[Saved entries]

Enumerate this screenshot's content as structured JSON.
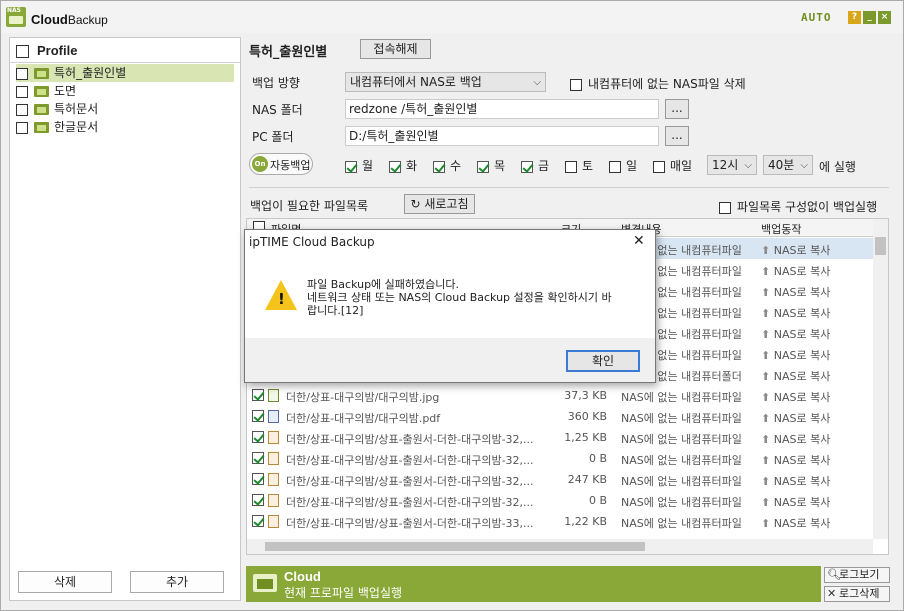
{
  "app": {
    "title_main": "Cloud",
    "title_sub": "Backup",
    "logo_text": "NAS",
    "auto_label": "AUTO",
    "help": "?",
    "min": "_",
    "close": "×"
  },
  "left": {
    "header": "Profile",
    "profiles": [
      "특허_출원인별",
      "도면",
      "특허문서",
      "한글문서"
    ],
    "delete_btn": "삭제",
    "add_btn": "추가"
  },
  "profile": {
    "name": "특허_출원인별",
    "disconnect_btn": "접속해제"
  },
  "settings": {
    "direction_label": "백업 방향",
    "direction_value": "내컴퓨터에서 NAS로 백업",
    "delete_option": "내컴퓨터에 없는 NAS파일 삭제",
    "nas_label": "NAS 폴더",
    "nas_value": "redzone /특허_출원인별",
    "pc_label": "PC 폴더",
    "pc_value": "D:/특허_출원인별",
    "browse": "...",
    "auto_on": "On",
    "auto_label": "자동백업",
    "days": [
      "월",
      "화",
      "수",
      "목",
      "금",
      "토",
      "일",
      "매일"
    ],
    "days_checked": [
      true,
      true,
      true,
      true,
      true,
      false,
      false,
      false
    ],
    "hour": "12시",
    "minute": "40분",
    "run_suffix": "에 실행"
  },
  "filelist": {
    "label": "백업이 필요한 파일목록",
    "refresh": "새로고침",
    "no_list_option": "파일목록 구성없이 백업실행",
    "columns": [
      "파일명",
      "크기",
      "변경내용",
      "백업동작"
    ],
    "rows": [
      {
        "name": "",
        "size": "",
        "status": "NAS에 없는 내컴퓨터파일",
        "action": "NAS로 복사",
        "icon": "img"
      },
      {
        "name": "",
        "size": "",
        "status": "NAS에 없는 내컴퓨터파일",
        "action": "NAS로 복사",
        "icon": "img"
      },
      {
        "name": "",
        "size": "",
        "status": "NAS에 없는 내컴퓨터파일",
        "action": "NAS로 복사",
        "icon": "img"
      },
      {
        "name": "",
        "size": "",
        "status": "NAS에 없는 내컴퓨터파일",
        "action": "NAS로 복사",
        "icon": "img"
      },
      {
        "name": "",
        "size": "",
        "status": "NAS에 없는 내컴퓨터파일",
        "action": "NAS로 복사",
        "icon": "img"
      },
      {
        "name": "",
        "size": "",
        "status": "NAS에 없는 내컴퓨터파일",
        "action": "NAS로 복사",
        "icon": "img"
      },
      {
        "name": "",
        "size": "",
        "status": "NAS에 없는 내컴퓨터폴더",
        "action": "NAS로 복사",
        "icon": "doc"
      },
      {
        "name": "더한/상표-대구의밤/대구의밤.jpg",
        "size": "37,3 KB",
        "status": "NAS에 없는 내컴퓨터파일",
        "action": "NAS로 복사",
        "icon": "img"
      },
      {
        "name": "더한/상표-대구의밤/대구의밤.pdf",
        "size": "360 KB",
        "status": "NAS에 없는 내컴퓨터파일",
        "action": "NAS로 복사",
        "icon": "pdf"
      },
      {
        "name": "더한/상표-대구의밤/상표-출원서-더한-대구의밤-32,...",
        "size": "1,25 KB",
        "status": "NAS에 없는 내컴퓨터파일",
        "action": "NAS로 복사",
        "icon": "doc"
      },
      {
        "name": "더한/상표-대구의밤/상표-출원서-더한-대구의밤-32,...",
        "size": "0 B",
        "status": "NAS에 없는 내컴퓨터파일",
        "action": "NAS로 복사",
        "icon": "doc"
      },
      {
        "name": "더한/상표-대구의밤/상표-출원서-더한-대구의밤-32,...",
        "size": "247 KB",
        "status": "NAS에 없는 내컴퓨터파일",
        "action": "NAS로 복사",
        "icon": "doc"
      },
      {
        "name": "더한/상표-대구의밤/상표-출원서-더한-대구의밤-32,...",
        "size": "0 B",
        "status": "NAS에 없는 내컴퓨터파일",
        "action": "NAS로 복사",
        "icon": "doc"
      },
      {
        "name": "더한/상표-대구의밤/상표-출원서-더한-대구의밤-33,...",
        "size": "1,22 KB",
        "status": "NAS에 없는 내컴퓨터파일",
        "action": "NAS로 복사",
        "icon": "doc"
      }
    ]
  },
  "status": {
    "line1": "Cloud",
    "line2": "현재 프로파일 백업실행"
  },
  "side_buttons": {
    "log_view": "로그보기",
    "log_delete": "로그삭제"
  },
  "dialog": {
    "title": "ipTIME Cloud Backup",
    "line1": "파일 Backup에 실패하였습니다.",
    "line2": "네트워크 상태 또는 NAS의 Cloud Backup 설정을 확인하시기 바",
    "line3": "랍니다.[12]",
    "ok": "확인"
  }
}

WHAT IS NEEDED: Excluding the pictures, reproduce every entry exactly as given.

SOLUTION TO THE PROBLEM:
Enumerate this screenshot's content as structured JSON.
{
  "app": {
    "title_main": "Cloud",
    "title_sub": "Backup",
    "logo_text": "NAS",
    "auto_label": "AUTO",
    "help": "?",
    "min": "_",
    "close": "×"
  },
  "left": {
    "header": "Profile",
    "profiles": [
      "특허_출원인별",
      "도면",
      "특허문서",
      "한글문서"
    ],
    "delete_btn": "삭제",
    "add_btn": "추가"
  },
  "profile": {
    "name": "특허_출원인별",
    "disconnect_btn": "접속해제"
  },
  "settings": {
    "direction_label": "백업 방향",
    "direction_value": "내컴퓨터에서 NAS로 백업",
    "delete_option": "내컴퓨터에 없는 NAS파일 삭제",
    "nas_label": "NAS 폴더",
    "nas_value": "redzone /특허_출원인별",
    "pc_label": "PC 폴더",
    "pc_value": "D:/특허_출원인별",
    "browse": "...",
    "auto_on": "On",
    "auto_label": "자동백업",
    "days": [
      "월",
      "화",
      "수",
      "목",
      "금",
      "토",
      "일",
      "매일"
    ],
    "days_checked": [
      true,
      true,
      true,
      true,
      true,
      false,
      false,
      false
    ],
    "hour": "12시",
    "minute": "40분",
    "run_suffix": "에 실행"
  },
  "filelist": {
    "label": "백업이 필요한 파일목록",
    "refresh": "새로고침",
    "no_list_option": "파일목록 구성없이 백업실행",
    "columns": [
      "파일명",
      "크기",
      "변경내용",
      "백업동작"
    ],
    "rows": [
      {
        "name": "",
        "size": "",
        "status": "NAS에 없는 내컴퓨터파일",
        "action": "NAS로 복사",
        "icon": "img"
      },
      {
        "name": "",
        "size": "",
        "status": "NAS에 없는 내컴퓨터파일",
        "action": "NAS로 복사",
        "icon": "img"
      },
      {
        "name": "",
        "size": "",
        "status": "NAS에 없는 내컴퓨터파일",
        "action": "NAS로 복사",
        "icon": "img"
      },
      {
        "name": "",
        "size": "",
        "status": "NAS에 없는 내컴퓨터파일",
        "action": "NAS로 복사",
        "icon": "img"
      },
      {
        "name": "",
        "size": "",
        "status": "NAS에 없는 내컴퓨터파일",
        "action": "NAS로 복사",
        "icon": "img"
      },
      {
        "name": "",
        "size": "",
        "status": "NAS에 없는 내컴퓨터파일",
        "action": "NAS로 복사",
        "icon": "img"
      },
      {
        "name": "",
        "size": "",
        "status": "NAS에 없는 내컴퓨터폴더",
        "action": "NAS로 복사",
        "icon": "doc"
      },
      {
        "name": "더한/상표-대구의밤/대구의밤.jpg",
        "size": "37,3 KB",
        "status": "NAS에 없는 내컴퓨터파일",
        "action": "NAS로 복사",
        "icon": "img"
      },
      {
        "name": "더한/상표-대구의밤/대구의밤.pdf",
        "size": "360 KB",
        "status": "NAS에 없는 내컴퓨터파일",
        "action": "NAS로 복사",
        "icon": "pdf"
      },
      {
        "name": "더한/상표-대구의밤/상표-출원서-더한-대구의밤-32,...",
        "size": "1,25 KB",
        "status": "NAS에 없는 내컴퓨터파일",
        "action": "NAS로 복사",
        "icon": "doc"
      },
      {
        "name": "더한/상표-대구의밤/상표-출원서-더한-대구의밤-32,...",
        "size": "0 B",
        "status": "NAS에 없는 내컴퓨터파일",
        "action": "NAS로 복사",
        "icon": "doc"
      },
      {
        "name": "더한/상표-대구의밤/상표-출원서-더한-대구의밤-32,...",
        "size": "247 KB",
        "status": "NAS에 없는 내컴퓨터파일",
        "action": "NAS로 복사",
        "icon": "doc"
      },
      {
        "name": "더한/상표-대구의밤/상표-출원서-더한-대구의밤-32,...",
        "size": "0 B",
        "status": "NAS에 없는 내컴퓨터파일",
        "action": "NAS로 복사",
        "icon": "doc"
      },
      {
        "name": "더한/상표-대구의밤/상표-출원서-더한-대구의밤-33,...",
        "size": "1,22 KB",
        "status": "NAS에 없는 내컴퓨터파일",
        "action": "NAS로 복사",
        "icon": "doc"
      }
    ]
  },
  "status": {
    "line1": "Cloud",
    "line2": "현재 프로파일 백업실행"
  },
  "side_buttons": {
    "log_view": "로그보기",
    "log_delete": "로그삭제"
  },
  "dialog": {
    "title": "ipTIME Cloud Backup",
    "line1": "파일 Backup에 실패하였습니다.",
    "line2": "네트워크 상태 또는 NAS의 Cloud Backup 설정을 확인하시기 바",
    "line3": "랍니다.[12]",
    "ok": "확인"
  }
}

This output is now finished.